I imagine it must have been difficult for Campion to film the life of an author as inner directed as Frame (even her autobiographical work has as little to do with the outward world as Joyce or Beckett) but she pulls it off, and in spades. Born to a working class family in Australia, her father a railroad worker and mother a stay at home Mom (who at one time served as a housemaid for writer Katherine Mansfield), Frame's childhood is depicted beautifully with a magical realist style she would become famous for. Frame's instinctive sympathy for outcasts of society, the disabled, alienated, and mentally ill serve as a kind of omen for things to come. Toddling around like a mini Raggedy Ann with a briefcase that she could probably fit in, her sassy sister watches her awkward plight through life with a deep empathy and slight lack of understanding.
Janet felt most comfortable at home with her books, typewriter, and all her siblings around. Her first trip to college was, predictably, a complete disaster. Kerry Fox does an astounding job portraying shy introvert with nervous terror whose neuroticism could was all to easily mistaken by a well meaning teacher of Literature who mistakes a lack of hygiene for schizophrenia. His lies all too easily woo the young Janet into viewing her non existent mental illness as something romantic. "Van Gogh, Blake, you are in their company, Janet!" He brings a team of doctors into her dorm room with the suggestion that she "go somewhere to get some peace and quiet.Read more ›
Most Recent Customer Reviews
Janet Frame was an extraordinary sensitive individual without a social skin, she was socially awkward and reserved her self for creative expression in poetry, novels and short... Read morePublished 7 months ago by technoguy
Excellent movie dramatizing New Zealand's great writer Janet Frames' life based on Frames' autobiography by the same title.
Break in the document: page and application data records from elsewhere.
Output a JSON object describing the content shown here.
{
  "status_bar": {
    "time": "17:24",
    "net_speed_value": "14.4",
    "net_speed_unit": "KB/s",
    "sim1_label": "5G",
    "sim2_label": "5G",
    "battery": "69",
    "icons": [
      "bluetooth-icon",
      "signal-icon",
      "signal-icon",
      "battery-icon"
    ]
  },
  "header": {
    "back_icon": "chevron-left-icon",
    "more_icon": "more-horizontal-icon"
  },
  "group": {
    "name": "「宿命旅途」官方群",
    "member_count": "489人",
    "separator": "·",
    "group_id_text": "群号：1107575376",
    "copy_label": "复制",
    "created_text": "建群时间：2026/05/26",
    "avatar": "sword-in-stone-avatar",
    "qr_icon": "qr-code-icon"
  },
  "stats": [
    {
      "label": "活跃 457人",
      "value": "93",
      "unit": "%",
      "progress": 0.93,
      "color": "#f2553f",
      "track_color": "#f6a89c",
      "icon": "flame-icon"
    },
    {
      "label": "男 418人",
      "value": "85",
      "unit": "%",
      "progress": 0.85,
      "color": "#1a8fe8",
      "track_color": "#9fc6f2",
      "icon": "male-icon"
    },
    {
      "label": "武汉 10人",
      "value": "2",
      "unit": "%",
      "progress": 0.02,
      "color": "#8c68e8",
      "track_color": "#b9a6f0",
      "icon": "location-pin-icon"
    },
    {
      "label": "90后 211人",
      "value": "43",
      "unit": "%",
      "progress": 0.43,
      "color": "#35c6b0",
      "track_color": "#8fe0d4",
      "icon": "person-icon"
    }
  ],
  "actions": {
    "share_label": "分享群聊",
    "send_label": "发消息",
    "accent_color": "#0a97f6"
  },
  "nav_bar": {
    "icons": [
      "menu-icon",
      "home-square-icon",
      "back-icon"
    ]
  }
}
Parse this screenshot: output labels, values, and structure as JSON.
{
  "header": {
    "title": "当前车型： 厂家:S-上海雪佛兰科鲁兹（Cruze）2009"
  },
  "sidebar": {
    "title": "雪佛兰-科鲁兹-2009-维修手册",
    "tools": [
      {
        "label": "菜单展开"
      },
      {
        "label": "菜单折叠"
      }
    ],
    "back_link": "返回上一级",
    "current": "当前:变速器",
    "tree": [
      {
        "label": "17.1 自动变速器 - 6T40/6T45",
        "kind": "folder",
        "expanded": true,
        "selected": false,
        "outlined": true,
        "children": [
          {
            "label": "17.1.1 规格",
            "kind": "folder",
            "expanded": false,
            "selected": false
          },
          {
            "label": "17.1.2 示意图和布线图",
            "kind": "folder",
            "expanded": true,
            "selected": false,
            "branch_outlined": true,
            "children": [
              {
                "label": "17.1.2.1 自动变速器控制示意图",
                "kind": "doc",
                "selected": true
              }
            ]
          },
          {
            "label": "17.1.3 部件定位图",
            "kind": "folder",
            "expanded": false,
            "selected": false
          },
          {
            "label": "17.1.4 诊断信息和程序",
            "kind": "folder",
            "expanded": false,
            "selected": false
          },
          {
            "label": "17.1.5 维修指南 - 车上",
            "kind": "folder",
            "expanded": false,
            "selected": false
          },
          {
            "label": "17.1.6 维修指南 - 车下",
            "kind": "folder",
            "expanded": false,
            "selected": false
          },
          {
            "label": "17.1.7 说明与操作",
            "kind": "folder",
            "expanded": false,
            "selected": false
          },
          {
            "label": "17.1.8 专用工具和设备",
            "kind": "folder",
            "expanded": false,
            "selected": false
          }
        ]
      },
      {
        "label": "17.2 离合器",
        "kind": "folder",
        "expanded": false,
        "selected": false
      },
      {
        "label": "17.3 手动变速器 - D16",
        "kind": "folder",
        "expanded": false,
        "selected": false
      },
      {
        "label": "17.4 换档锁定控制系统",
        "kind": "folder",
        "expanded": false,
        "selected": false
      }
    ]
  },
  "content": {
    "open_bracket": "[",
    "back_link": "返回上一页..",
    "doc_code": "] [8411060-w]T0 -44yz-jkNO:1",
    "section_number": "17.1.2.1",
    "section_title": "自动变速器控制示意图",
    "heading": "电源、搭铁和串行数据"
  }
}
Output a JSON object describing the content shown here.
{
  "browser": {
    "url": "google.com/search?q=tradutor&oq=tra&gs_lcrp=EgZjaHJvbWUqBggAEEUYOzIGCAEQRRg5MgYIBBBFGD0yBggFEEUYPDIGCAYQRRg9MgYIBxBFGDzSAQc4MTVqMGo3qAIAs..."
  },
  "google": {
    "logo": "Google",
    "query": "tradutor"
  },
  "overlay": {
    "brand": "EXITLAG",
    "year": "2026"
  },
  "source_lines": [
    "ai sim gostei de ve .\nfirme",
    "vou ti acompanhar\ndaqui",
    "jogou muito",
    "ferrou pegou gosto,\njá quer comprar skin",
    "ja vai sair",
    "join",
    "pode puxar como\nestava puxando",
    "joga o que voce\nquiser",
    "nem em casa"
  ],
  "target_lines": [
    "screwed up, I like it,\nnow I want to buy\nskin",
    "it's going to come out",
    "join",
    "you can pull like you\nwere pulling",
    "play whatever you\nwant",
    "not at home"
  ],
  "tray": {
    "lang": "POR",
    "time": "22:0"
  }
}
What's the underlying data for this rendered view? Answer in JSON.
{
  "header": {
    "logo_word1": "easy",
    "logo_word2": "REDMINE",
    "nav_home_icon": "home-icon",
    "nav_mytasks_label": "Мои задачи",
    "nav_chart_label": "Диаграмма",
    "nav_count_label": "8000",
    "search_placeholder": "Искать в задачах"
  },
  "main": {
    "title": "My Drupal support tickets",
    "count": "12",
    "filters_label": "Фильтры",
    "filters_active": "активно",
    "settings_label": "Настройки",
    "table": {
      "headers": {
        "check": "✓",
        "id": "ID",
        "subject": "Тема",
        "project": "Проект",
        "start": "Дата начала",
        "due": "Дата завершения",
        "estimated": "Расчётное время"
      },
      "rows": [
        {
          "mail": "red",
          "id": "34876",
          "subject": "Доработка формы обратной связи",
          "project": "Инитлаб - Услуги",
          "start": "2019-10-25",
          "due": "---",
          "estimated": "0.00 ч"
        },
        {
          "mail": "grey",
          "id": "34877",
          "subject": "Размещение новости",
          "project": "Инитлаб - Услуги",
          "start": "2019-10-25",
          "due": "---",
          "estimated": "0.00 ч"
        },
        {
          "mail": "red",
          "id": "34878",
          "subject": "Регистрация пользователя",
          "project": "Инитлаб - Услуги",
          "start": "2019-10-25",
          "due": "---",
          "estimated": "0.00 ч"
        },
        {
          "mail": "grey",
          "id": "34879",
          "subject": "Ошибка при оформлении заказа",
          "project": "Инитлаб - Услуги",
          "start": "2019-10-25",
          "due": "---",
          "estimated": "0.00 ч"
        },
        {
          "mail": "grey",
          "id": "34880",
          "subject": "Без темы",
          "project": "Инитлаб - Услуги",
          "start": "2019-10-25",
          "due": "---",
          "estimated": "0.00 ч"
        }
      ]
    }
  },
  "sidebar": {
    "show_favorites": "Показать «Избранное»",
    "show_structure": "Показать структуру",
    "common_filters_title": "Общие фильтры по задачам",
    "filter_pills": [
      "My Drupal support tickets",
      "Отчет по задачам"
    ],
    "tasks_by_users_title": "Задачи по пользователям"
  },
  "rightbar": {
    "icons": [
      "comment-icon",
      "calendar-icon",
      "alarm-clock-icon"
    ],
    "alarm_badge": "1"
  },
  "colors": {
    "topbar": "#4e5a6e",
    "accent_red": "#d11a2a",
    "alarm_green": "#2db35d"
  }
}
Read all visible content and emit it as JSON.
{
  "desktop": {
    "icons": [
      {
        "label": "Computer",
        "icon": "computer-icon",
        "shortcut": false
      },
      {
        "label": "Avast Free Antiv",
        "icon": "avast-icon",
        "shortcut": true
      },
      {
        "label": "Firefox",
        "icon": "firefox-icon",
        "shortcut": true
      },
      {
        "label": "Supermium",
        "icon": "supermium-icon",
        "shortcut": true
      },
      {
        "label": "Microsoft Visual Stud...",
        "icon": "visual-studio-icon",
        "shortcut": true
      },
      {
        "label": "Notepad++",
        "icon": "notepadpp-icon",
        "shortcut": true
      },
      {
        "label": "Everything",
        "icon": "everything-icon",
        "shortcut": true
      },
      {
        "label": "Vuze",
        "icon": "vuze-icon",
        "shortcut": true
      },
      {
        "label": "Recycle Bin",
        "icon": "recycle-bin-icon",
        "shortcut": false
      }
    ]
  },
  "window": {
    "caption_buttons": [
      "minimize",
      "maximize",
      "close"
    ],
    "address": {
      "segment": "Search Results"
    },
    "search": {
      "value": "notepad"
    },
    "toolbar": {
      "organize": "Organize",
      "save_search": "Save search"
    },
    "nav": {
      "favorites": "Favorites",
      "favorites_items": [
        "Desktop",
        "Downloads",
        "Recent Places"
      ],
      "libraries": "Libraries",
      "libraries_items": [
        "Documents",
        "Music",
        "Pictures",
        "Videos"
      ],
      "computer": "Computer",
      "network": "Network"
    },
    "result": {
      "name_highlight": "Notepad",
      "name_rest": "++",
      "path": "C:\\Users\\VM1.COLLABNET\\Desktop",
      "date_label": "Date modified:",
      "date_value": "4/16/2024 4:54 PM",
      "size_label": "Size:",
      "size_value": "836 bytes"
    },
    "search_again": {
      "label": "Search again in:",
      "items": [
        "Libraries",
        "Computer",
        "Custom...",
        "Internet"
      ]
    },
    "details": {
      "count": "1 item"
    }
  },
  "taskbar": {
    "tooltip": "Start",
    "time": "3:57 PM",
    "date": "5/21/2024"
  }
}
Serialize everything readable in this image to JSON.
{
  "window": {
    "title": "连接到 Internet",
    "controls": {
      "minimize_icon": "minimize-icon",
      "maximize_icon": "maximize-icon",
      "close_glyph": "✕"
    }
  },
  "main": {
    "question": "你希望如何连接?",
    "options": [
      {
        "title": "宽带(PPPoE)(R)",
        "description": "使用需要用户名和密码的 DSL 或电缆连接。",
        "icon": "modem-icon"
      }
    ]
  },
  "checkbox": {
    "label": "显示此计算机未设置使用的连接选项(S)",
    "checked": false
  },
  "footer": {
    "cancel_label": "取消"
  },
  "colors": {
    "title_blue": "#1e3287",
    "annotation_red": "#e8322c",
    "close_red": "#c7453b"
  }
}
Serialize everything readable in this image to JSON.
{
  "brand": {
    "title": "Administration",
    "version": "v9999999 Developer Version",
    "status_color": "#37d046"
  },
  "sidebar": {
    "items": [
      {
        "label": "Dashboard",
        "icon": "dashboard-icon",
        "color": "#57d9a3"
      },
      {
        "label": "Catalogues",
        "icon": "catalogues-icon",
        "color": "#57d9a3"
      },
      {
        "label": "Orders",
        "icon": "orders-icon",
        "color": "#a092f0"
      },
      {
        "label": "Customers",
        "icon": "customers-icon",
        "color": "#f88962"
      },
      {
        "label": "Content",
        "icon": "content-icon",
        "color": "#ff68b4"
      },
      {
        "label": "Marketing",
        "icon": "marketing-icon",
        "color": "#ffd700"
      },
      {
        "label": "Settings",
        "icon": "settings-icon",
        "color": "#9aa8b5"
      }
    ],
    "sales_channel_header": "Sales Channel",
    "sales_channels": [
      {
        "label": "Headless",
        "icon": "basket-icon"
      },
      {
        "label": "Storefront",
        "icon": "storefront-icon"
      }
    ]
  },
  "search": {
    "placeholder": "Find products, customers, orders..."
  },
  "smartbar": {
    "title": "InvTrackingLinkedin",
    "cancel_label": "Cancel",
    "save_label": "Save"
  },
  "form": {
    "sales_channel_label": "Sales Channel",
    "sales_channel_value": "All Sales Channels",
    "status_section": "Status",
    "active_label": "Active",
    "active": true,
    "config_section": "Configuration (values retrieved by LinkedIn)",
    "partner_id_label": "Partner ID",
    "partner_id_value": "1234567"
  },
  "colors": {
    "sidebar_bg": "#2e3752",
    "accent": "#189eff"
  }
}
Read morePublished 7 months ago by L. M. Binder
Memorable biography...saw this when I was young and it touched me-I've always wanted this for my movie collection. I was ecstatic to find this on Amazon.Published 8 months ago by MariB
I can watch the movie and play the music over and over. And I do.Published 9 months ago by Art Weeks
Beautiful, a must see. If you love this director watch "Sweetie" next.Published 10 months ago by ConstantReaderNYC